“Abandoning the idea of moral truth, politics is no longer the deliberation of how we ought to order our life together but is now, in the words of Alasdair MacIntyre, warfare is carried on by other means. All politics is combat politics. There is no longer, some say, a common American culture, and we should stop pretending that there is. There are only subcultures. Choose your subculture, take up its grievances, contentions, and slogans, and prepare to do battle against the enemy. Liberated from the delusion that we and our opponents can together say “We Hold These Truths,” we are urged to recognize the futility of being locked in civil argument and accept the fact that there is no substitute for partisan victory.”
By the early evening on November 8th, I believe we’re going to see that a great battle has been lost. The Babylonian captivity will begin.
Laws will change, gradually. In time the composition of our courts will change. There won’t be brown shirts marching or Nuremberg-like rallies. There won’t be any evidence of gestapo tactics. It will be done with the precision of changes in law. Social mores will continue to shift, from our current speed of a ballistic missile to light speed. Targets beyond groups like the Little Sisters of the Poor will increase in numbers. People of faith will become the minority report. They will have no say in the decision making processes. For all intents and purposes, they will become the captives.

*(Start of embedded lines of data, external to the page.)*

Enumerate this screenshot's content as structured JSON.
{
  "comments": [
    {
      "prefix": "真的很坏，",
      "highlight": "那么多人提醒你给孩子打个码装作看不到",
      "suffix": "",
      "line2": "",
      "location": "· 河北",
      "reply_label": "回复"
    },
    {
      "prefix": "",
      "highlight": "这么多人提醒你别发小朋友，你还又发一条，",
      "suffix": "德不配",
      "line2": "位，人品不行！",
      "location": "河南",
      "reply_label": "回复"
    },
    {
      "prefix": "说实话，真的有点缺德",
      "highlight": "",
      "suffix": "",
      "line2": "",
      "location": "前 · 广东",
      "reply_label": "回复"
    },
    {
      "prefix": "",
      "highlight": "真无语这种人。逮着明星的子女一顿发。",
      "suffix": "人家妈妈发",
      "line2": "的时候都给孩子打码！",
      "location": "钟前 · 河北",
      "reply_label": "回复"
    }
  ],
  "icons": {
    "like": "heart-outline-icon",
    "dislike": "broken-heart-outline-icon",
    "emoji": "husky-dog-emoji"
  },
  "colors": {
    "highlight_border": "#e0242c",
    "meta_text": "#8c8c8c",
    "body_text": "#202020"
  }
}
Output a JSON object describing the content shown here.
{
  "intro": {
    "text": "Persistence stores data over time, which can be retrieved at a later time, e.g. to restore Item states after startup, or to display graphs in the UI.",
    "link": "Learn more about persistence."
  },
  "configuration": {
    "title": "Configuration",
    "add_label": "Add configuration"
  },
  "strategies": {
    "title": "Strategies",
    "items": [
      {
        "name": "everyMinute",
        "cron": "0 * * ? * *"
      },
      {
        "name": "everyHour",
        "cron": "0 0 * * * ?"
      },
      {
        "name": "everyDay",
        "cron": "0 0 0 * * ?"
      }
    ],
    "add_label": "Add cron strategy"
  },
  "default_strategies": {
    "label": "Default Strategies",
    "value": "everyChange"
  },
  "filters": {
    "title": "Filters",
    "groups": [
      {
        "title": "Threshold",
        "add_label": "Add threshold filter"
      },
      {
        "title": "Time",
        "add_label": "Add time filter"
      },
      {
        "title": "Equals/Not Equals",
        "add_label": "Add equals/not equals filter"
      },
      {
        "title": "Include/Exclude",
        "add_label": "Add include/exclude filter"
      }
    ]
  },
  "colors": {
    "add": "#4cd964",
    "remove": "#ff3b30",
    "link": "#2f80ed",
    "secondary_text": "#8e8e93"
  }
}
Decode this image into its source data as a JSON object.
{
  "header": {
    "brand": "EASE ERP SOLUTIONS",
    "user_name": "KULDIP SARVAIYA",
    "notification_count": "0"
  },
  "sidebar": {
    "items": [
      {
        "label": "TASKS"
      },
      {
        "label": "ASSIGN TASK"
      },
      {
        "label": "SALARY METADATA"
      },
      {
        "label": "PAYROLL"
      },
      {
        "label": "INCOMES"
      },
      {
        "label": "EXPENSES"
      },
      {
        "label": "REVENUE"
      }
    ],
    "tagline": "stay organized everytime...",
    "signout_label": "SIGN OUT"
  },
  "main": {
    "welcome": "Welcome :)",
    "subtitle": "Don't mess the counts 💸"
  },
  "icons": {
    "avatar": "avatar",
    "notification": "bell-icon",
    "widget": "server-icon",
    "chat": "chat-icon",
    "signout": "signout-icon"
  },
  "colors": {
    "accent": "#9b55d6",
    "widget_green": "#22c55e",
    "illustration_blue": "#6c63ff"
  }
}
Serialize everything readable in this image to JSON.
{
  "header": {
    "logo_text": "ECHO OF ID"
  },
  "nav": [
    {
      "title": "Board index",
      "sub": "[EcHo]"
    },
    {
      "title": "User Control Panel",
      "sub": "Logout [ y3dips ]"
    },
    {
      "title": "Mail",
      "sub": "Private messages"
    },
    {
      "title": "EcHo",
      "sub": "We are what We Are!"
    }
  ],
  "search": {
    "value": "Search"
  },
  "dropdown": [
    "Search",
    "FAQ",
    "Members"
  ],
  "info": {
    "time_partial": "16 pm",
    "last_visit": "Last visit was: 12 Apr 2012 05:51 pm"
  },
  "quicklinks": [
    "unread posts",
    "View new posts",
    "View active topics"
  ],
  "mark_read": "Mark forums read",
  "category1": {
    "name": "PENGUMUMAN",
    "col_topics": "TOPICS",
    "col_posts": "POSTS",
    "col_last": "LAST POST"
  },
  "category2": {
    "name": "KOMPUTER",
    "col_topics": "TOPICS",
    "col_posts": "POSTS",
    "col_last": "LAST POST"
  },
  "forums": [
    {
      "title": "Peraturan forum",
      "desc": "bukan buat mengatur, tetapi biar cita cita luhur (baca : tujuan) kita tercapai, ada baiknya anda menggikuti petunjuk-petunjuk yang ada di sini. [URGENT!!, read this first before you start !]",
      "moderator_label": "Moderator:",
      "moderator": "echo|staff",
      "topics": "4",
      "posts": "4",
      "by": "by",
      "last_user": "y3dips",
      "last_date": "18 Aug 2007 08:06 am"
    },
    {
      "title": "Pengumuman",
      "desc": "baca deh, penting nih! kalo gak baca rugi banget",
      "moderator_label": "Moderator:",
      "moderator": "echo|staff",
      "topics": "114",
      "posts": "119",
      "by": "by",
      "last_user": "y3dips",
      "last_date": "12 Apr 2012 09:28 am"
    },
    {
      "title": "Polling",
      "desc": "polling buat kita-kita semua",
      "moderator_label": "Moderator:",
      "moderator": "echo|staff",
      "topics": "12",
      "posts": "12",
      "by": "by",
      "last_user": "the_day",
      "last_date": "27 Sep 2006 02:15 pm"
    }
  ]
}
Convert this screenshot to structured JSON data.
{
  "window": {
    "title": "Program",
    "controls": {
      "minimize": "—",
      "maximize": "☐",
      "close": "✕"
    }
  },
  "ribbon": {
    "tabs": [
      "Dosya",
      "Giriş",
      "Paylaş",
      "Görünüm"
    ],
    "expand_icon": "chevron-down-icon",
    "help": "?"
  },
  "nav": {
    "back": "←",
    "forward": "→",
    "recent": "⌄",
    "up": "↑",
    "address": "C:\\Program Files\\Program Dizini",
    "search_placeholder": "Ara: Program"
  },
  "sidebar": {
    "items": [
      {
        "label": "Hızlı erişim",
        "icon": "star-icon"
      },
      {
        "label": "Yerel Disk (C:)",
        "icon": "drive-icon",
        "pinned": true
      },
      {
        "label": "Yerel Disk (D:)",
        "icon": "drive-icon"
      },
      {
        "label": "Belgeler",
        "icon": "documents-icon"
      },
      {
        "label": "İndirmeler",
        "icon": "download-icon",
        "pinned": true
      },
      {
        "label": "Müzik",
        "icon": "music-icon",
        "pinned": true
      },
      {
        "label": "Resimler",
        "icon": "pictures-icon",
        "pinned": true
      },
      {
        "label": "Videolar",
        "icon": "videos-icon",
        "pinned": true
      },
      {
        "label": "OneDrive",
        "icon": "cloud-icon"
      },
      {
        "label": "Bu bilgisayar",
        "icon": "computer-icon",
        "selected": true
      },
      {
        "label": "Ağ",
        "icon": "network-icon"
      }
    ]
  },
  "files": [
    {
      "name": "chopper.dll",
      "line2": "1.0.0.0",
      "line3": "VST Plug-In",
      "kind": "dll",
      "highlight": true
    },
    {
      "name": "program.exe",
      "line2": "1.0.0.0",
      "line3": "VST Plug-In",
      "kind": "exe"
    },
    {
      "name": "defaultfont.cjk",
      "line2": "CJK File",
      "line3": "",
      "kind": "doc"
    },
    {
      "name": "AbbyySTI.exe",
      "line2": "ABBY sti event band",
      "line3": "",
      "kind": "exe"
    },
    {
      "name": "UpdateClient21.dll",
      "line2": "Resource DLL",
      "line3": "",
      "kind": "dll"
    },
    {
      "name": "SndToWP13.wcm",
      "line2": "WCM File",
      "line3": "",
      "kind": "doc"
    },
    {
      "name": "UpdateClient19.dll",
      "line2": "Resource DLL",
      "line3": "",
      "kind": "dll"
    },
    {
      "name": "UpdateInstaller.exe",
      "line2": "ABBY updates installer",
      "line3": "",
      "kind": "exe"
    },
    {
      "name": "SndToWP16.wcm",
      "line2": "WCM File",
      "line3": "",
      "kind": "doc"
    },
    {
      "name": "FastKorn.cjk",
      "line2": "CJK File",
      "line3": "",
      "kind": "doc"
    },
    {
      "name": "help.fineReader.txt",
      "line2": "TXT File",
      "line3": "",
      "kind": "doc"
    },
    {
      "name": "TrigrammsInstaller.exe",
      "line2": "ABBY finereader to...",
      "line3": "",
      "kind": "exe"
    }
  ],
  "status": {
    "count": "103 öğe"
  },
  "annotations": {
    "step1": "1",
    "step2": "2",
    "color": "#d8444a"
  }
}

I’m painting a bleak picture. Believe me, I hope I’m wrong. But I don’t believe I am. Hillary Clinton is going to take control and she’s been waiting in the wings, like Madame Defarge at the foot of the guillotine, for a long time. She’s going to be releasing all that pent up energy on those she’s affectionately called her “enemies” for years. Once that happens, it won’t be long till those of us who are members of the household of faith will be “hanging our harps on the willow trees.”
The road ahead is going to be difficult. We’ll be passing by the “slough of despond” and the “pillar of salt.” We’ll be tempted to go along at the “hill of lucre.” It’s going to be a long, difficult journey.
But, I remain hopeful. At the beginning of this essay I offered the following snippet from Father Neuhaus’s masterwork, “American Babylon.” He said, “For New Testament Israel, deliverance is arrival at the destination of the long pilgrimage toward the New Jerusalem.” I believe it's critically important for people of faith to embrace those words.
The Christian church has, unfortunately, needed the chastisement that’s about to come. We’ve been stiff-necked and rebellious. Too many of our leaders have lusted for power and prominence rather than taking the Biblical road of servanthood. We’ve had a decades long affair with temporal power and we’re going to pay a heavy price for our rebellion.
Until that redemptive work is done, we’ll need to endure the taunts of those in power. We’ll have to stand firm in the face of their edicts.
But, if we’re patient and faithful, we will pull through. The grace we’re about to receive may seem to be painful, but it will be what we need.